The Parkes Elvis Festival: Attendee and host community perspectives

Goodfellow Publishers Limited
Publication Type:
Focus on World Festivals Contemporary Case Studies and Perspectives, 2016, pp. 299 - 308
Issue Date:
Full metadata record

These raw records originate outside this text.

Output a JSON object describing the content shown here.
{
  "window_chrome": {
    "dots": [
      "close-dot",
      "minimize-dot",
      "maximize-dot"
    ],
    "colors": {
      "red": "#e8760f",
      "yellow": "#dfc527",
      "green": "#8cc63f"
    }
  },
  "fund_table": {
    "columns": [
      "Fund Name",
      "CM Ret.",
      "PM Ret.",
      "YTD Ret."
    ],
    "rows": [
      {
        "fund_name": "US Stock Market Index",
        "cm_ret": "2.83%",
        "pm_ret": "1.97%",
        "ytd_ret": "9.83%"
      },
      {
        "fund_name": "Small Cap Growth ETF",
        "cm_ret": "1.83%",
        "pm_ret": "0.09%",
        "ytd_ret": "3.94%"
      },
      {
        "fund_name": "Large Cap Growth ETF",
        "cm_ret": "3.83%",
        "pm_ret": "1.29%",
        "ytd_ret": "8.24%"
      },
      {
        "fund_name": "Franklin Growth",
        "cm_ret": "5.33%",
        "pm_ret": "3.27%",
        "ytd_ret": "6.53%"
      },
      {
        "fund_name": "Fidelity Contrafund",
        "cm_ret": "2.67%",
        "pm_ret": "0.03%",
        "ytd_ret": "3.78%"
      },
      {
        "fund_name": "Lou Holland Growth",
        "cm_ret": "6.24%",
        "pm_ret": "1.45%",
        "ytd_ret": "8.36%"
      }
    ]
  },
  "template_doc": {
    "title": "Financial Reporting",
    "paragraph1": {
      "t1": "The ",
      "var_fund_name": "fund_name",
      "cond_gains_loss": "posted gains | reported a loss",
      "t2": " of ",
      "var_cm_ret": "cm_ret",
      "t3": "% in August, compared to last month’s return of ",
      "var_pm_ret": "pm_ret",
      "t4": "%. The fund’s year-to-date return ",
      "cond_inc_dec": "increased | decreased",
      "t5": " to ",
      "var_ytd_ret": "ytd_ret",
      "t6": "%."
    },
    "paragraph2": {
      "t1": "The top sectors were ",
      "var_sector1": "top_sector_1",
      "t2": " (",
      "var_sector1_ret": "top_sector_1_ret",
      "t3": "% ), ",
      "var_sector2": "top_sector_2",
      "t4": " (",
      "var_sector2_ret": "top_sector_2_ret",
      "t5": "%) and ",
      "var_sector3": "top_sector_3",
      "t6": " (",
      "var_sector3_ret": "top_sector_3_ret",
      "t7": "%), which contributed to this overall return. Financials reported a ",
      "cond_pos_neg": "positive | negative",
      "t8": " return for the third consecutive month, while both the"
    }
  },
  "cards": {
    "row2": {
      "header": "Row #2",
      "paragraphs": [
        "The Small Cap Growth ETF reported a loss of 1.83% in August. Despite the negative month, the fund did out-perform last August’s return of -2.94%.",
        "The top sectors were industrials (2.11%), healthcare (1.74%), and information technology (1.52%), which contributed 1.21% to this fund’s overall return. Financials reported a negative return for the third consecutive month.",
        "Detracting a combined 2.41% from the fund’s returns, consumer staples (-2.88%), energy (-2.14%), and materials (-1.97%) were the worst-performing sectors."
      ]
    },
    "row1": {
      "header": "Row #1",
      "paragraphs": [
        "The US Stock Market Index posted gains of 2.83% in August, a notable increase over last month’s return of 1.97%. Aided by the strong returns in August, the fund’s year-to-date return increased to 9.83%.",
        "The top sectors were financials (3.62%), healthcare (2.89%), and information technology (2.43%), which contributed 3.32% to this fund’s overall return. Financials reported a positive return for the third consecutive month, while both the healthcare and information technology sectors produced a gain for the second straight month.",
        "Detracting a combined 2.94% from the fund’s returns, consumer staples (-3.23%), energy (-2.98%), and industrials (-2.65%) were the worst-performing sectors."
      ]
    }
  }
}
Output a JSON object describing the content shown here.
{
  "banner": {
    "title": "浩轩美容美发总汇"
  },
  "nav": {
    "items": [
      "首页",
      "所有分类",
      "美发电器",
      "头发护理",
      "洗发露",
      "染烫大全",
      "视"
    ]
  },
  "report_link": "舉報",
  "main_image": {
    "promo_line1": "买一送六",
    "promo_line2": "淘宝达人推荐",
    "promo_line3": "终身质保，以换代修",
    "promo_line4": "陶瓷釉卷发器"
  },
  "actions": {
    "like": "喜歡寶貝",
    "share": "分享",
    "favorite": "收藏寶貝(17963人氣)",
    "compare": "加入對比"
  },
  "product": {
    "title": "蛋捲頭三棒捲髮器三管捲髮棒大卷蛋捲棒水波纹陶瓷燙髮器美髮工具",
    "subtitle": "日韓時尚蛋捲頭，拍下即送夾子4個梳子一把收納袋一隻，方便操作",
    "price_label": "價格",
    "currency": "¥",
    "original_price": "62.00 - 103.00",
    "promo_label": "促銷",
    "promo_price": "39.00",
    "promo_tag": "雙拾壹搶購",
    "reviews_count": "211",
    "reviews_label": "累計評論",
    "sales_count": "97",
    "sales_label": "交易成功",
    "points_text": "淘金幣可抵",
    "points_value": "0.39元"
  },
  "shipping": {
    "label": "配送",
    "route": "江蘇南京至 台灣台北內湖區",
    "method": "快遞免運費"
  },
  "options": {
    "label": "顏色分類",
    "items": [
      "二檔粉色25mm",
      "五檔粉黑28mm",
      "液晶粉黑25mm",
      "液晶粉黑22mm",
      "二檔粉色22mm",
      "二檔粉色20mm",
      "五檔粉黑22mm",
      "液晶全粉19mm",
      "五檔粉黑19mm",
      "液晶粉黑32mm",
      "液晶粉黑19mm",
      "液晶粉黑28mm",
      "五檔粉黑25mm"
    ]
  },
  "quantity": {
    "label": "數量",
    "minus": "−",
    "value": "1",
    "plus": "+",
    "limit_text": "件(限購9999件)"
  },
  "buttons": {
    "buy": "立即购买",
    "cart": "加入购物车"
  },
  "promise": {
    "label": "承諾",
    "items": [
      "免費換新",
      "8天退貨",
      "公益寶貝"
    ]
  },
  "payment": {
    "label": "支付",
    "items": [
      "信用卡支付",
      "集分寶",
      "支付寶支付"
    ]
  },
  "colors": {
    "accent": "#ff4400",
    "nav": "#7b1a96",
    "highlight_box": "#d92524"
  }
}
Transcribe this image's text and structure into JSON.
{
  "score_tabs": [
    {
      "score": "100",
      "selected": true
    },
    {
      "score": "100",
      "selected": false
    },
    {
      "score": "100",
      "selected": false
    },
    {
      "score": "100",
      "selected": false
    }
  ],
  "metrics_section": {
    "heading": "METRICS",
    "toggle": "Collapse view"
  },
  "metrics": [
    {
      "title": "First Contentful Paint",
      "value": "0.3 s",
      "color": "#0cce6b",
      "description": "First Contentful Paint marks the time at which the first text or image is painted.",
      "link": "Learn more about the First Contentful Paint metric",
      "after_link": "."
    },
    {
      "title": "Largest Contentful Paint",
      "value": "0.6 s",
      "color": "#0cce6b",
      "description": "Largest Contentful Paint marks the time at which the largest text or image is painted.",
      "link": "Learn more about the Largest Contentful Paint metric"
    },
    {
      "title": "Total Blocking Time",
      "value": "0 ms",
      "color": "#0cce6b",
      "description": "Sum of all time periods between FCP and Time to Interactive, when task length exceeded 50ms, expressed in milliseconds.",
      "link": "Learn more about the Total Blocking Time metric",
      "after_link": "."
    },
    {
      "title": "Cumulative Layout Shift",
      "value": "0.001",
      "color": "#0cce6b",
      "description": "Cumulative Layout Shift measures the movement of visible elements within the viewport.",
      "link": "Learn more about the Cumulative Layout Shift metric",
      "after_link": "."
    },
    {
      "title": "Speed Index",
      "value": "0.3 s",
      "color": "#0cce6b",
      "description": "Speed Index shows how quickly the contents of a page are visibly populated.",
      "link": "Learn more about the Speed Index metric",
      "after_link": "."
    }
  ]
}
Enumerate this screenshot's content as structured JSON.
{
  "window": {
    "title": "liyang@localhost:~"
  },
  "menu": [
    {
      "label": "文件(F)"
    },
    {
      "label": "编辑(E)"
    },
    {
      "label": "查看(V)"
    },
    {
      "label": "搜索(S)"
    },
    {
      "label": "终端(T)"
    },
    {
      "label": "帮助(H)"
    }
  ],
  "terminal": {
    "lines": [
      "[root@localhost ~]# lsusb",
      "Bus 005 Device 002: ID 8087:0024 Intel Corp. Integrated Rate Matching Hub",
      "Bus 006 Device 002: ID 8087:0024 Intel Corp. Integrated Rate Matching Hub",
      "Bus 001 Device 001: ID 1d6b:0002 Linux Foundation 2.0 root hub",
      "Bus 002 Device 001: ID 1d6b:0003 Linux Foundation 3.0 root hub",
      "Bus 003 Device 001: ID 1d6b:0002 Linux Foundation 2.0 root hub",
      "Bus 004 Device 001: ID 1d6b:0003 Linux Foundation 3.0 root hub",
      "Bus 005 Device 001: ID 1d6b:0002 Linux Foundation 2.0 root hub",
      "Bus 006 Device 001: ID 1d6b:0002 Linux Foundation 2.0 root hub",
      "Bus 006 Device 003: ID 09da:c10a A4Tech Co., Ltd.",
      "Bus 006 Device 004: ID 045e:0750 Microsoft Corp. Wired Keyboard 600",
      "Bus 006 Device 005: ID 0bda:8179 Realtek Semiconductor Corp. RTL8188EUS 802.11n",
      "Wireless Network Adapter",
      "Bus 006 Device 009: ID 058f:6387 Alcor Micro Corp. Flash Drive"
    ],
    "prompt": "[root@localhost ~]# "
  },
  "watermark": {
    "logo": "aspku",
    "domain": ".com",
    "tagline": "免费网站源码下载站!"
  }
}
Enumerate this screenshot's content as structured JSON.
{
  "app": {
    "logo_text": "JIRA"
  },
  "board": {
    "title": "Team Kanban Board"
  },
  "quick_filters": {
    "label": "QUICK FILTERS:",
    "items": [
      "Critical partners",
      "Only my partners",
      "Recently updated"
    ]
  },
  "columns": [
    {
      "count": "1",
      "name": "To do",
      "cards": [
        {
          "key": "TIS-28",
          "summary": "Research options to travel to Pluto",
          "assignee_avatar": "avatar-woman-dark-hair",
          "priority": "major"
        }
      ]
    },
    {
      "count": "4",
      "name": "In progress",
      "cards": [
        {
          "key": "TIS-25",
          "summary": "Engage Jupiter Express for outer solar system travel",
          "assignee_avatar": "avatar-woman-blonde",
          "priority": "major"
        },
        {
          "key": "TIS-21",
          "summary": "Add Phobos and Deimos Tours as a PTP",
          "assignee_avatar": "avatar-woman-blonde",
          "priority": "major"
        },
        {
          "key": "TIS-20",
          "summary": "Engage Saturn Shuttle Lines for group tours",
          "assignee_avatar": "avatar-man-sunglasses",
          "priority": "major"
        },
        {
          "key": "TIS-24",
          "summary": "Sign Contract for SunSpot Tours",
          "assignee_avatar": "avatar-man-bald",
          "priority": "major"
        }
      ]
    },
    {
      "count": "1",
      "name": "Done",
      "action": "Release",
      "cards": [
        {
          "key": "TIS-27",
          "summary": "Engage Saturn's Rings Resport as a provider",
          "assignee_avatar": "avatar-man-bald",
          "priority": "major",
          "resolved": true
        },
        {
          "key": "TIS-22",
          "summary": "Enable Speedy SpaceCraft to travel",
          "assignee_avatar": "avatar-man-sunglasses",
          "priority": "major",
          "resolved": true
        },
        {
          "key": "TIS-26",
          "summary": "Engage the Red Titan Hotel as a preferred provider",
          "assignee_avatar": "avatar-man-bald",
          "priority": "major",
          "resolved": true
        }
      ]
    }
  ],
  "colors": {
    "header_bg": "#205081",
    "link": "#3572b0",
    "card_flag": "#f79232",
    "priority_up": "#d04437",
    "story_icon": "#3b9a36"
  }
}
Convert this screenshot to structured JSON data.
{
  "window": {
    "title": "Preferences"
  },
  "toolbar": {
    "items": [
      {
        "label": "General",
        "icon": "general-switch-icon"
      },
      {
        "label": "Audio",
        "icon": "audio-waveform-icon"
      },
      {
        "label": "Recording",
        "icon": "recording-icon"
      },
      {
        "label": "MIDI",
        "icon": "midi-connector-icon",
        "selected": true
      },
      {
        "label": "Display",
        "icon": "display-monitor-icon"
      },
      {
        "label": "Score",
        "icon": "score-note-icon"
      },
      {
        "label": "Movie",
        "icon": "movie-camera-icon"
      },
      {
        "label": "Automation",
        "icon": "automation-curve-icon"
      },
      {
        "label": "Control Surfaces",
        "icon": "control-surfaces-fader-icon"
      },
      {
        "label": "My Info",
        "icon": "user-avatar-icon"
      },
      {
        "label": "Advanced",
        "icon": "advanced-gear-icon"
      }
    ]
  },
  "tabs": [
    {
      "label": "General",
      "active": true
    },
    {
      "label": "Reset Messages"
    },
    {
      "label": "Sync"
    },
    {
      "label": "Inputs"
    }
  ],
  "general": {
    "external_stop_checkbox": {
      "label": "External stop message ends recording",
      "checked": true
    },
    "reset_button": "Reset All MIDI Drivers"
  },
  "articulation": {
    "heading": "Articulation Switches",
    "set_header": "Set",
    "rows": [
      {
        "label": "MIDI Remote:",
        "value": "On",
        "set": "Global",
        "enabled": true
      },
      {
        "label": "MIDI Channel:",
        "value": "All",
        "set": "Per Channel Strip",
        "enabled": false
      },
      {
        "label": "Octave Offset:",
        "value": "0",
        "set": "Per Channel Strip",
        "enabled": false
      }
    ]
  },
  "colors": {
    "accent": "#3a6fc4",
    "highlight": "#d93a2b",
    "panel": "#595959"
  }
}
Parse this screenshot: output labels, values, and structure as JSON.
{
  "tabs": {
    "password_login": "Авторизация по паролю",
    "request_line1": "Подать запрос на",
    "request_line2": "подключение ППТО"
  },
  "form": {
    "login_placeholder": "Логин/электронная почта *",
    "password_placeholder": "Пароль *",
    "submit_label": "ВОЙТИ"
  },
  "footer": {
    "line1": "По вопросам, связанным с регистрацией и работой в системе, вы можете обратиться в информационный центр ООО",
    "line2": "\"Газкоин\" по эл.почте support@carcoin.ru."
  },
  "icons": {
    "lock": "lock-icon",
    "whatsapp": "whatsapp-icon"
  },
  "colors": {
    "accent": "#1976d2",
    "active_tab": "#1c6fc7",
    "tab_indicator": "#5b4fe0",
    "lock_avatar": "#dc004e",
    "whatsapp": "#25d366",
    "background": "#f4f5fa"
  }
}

Each year, up to 20,000 people descend upon the rural town of Parkes, 365km west of Sydney, to attend the Parkes Elvis Festival. Initiated in 1993 by a group of locals who were Elvis Presley fans, the annual festival has grown from the humble beginnings of a one-day event with a few hundred attendees to a five day festival. In a bid to assist the festival organisers to understand the impacts of the Parkes Elvis Festival on both attendees and the host community, researchers designed a set of survey instruments to deliver a comprehensive evaluation of the social and economic impacts of the festival. Research was carried out in 2010 and separate surveys were conducted for festival organisers, attendees and local residents. After a brief explanation of the festival, and the man it is inspired by, this chapter explores the methods used to collect data before outlining the results. The results are divided into two key sections, attendees’ perceptions, and host community perceptions. First we profile the demographics, motivations and experience of festival attendees. Second, we profile the perceptions of the host community with respect to both the economic and social impacts of the festival. The surveys demonstrate the overwhelming goodwill and enthusiasm for the festival, by both the host community and attendees. Results show that the festival attracts a mix of first time and repeat visitors, and that many of the returning attendees do so to catch up with friends made at previous festivals. For residents, regardless of whether they attend or not, the large majority understand the economic, tourism and community benefits generated by the festival.
Please use this identifier to cite or link to this item: